[SUPPLIED RECORDS — start]

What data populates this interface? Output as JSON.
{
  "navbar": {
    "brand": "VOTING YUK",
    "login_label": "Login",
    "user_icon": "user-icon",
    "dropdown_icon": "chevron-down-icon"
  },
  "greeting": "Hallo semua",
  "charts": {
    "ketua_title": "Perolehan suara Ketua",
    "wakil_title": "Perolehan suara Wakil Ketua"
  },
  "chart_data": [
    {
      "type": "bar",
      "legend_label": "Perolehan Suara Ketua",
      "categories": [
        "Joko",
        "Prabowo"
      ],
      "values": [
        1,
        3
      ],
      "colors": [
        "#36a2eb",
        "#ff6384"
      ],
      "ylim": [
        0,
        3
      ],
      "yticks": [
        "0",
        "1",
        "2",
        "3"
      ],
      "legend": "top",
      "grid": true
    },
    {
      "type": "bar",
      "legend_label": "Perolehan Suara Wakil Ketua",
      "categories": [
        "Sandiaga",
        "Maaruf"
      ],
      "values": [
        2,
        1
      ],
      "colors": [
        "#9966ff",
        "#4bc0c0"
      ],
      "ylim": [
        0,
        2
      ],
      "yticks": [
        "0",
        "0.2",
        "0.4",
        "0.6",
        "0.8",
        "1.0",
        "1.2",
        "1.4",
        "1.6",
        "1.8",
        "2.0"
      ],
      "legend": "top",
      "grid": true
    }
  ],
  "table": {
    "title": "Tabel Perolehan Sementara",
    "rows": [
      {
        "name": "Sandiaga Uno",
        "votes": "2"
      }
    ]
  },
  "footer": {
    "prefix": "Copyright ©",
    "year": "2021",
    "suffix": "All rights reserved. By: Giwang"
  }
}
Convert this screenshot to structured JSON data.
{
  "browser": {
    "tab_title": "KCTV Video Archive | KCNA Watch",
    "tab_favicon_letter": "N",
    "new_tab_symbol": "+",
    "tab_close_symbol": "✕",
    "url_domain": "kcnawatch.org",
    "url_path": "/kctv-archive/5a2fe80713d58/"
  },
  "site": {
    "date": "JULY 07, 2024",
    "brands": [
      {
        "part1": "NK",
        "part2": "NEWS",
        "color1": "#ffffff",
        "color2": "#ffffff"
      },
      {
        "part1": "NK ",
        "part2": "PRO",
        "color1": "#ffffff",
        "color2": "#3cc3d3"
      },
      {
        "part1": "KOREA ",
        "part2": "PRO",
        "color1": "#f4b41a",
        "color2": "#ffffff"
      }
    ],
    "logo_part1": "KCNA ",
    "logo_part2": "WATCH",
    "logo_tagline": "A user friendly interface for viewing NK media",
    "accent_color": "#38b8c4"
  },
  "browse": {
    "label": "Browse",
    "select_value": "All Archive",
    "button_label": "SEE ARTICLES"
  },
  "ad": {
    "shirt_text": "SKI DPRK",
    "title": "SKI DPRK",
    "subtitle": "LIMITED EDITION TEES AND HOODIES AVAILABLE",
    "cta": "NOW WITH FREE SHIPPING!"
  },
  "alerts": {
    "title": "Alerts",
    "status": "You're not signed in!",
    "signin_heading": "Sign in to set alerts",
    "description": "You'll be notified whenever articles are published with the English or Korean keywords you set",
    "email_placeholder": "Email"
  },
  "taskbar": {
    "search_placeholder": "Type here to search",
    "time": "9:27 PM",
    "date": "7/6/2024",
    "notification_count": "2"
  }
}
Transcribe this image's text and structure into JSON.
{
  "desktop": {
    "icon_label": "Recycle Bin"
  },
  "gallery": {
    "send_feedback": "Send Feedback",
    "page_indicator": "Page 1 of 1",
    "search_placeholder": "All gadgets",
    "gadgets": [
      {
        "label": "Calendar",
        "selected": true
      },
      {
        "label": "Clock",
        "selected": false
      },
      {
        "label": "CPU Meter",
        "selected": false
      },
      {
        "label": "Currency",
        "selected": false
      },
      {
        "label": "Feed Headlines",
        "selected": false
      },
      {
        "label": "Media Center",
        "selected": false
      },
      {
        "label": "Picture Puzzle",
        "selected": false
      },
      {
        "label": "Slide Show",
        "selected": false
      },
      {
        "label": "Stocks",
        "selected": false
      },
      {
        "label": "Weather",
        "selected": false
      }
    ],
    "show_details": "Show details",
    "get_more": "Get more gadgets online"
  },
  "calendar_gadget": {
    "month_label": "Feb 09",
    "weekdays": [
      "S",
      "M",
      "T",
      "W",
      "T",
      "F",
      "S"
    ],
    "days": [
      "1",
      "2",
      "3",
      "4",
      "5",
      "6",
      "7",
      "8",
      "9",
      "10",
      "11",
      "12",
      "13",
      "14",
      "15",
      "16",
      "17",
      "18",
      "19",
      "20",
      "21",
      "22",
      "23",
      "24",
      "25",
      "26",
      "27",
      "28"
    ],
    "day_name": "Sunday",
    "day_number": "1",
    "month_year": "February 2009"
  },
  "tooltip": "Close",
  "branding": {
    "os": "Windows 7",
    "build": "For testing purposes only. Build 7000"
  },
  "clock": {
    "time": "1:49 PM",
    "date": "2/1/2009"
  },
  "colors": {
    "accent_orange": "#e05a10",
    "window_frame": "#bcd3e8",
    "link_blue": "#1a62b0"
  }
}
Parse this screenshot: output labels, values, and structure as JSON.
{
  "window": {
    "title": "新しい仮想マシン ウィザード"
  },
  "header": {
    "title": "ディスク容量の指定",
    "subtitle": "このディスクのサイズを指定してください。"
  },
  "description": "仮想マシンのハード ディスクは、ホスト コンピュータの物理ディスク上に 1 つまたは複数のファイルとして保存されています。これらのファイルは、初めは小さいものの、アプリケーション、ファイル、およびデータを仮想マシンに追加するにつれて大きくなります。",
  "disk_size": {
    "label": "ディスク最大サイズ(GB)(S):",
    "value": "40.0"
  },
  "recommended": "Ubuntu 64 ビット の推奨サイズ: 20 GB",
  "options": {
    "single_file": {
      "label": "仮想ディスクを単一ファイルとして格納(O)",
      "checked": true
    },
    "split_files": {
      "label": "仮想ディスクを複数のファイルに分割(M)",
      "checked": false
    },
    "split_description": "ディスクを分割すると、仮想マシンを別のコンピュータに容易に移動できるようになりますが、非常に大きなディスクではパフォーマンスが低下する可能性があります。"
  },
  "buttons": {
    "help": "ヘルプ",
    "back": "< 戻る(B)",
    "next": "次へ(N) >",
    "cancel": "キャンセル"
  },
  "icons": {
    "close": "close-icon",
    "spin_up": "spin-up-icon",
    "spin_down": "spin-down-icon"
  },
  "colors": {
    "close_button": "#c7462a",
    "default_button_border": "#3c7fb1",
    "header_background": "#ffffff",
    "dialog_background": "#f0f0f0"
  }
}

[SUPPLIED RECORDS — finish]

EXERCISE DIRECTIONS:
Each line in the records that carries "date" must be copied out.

TASK OUTPUT:
    "date": "JULY 07, 2024",
    "date": "7/6/2024",
    "date": "2/1/2009"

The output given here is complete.